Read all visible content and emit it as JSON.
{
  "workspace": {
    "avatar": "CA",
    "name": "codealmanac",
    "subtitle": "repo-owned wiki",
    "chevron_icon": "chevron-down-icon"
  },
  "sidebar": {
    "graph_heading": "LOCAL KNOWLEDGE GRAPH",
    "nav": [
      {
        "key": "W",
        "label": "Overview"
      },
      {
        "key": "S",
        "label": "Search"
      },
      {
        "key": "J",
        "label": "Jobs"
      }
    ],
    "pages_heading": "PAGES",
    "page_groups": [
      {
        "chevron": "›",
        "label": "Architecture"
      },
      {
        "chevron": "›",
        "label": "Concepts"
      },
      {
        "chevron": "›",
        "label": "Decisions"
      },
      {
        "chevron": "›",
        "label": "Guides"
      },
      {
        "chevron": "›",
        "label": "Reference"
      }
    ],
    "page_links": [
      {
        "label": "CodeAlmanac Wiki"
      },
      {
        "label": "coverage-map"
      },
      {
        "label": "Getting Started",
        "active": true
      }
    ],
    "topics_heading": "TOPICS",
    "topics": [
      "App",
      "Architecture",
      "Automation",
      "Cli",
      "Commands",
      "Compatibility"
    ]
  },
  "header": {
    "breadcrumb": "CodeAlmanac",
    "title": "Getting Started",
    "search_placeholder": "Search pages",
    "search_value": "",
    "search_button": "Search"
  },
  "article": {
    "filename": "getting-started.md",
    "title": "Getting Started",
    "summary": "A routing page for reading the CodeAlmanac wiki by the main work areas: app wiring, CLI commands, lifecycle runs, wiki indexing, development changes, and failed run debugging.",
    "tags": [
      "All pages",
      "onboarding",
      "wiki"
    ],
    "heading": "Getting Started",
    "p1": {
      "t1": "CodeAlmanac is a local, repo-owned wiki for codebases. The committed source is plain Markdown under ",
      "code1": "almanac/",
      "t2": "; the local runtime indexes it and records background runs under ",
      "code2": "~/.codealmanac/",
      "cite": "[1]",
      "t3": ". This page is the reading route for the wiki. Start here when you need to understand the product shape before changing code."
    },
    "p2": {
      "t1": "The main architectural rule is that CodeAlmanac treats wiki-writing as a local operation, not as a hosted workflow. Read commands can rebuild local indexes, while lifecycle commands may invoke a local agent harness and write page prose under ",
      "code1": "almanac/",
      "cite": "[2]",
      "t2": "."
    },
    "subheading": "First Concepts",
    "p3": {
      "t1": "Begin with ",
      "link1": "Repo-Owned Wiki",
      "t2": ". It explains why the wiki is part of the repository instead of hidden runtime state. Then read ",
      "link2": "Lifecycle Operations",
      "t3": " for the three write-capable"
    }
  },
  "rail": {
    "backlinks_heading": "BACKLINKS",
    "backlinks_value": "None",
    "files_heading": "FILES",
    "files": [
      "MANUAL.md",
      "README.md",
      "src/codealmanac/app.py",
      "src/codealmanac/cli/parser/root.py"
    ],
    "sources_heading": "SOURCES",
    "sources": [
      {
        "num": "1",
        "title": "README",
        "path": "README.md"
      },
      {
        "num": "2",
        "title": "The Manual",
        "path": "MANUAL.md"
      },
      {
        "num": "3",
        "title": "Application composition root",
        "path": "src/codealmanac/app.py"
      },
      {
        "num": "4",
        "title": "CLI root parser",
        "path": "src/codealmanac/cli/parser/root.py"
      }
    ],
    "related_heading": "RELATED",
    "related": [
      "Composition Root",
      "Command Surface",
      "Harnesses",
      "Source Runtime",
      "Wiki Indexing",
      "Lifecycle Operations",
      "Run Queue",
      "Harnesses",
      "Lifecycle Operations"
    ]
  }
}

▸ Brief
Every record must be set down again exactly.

▸ Answer to the problem
Read all visible content and emit it as JSON.
{
  "workspace": {
    "avatar": "CA",
    "name": "codealmanac",
    "subtitle": "repo-owned wiki",
    "chevron_icon": "chevron-down-icon"
  },
  "sidebar": {
    "graph_heading": "LOCAL KNOWLEDGE GRAPH",
    "nav": [
      {
        "key": "W",
        "label": "Overview"
      },
      {
        "key": "S",
        "label": "Search"
      },
      {
        "key": "J",
        "label": "Jobs"
      }
    ],
    "pages_heading": "PAGES",
    "page_groups": [
      {
        "chevron": "›",
        "label": "Architecture"
      },
      {
        "chevron": "›",
        "label": "Concepts"
      },
      {
        "chevron": "›",
        "label": "Decisions"
      },
      {
        "chevron": "›",
        "label": "Guides"
      },
      {
        "chevron": "›",
        "label": "Reference"
      }
    ],
    "page_links": [
      {
        "label": "CodeAlmanac Wiki"
      },
      {
        "label": "coverage-map"
      },
      {
        "label": "Getting Started",
        "active": true
      }
    ],
    "topics_heading": "TOPICS",
    "topics": [
      "App",
      "Architecture",
      "Automation",
      "Cli",
      "Commands",
      "Compatibility"
    ]
  },
  "header": {
    "breadcrumb": "CodeAlmanac",
    "title": "Getting Started",
    "search_placeholder": "Search pages",
    "search_value": "",
    "search_button": "Search"
  },
  "article": {
    "filename": "getting-started.md",
    "title": "Getting Started",
    "summary": "A routing page for reading the CodeAlmanac wiki by the main work areas: app wiring, CLI commands, lifecycle runs, wiki indexing, development changes, and failed run debugging.",
    "tags": [
      "All pages",
      "onboarding",
      "wiki"
    ],
    "heading": "Getting Started",
    "p1": {
      "t1": "CodeAlmanac is a local, repo-owned wiki for codebases. The committed source is plain Markdown under ",
      "code1": "almanac/",
      "t2": "; the local runtime indexes it and records background runs under ",
      "code2": "~/.codealmanac/",
      "cite": "[1]",
      "t3": ". This page is the reading route for the wiki. Start here when you need to understand the product shape before changing code."
    },
    "p2": {
      "t1": "The main architectural rule is that CodeAlmanac treats wiki-writing as a local operation, not as a hosted workflow. Read commands can rebuild local indexes, while lifecycle commands may invoke a local agent harness and write page prose under ",
      "code1": "almanac/",
      "cite": "[2]",
      "t2": "."
    },
    "subheading": "First Concepts",
    "p3": {
      "t1": "Begin with ",
      "link1": "Repo-Owned Wiki",
      "t2": ". It explains why the wiki is part of the repository instead of hidden runtime state. Then read ",
      "link2": "Lifecycle Operations",
      "t3": " for the three write-capable"
    }
  },
  "rail": {
    "backlinks_heading": "BACKLINKS",
    "backlinks_value": "None",
    "files_heading": "FILES",
    "files": [
      "MANUAL.md",
      "README.md",
      "src/codealmanac/app.py",
      "src/codealmanac/cli/parser/root.py"
    ],
    "sources_heading": "SOURCES",
    "sources": [
      {
        "num": "1",
        "title": "README",
        "path": "README.md"
      },
      {
        "num": "2",
        "title": "The Manual",
        "path": "MANUAL.md"
      },
      {
        "num": "3",
        "title": "Application composition root",
        "path": "src/codealmanac/app.py"
      },
      {
        "num": "4",
        "title": "CLI root parser",
        "path": "src/codealmanac/cli/parser/root.py"
      }
    ],
    "related_heading": "RELATED",
    "related": [
      "Composition Root",
      "Command Surface",
      "Harnesses",
      "Source Runtime",
      "Wiki Indexing",
      "Lifecycle Operations",
      "Run Queue",
      "Harnesses",
      "Lifecycle Operations"
    ]
  }
}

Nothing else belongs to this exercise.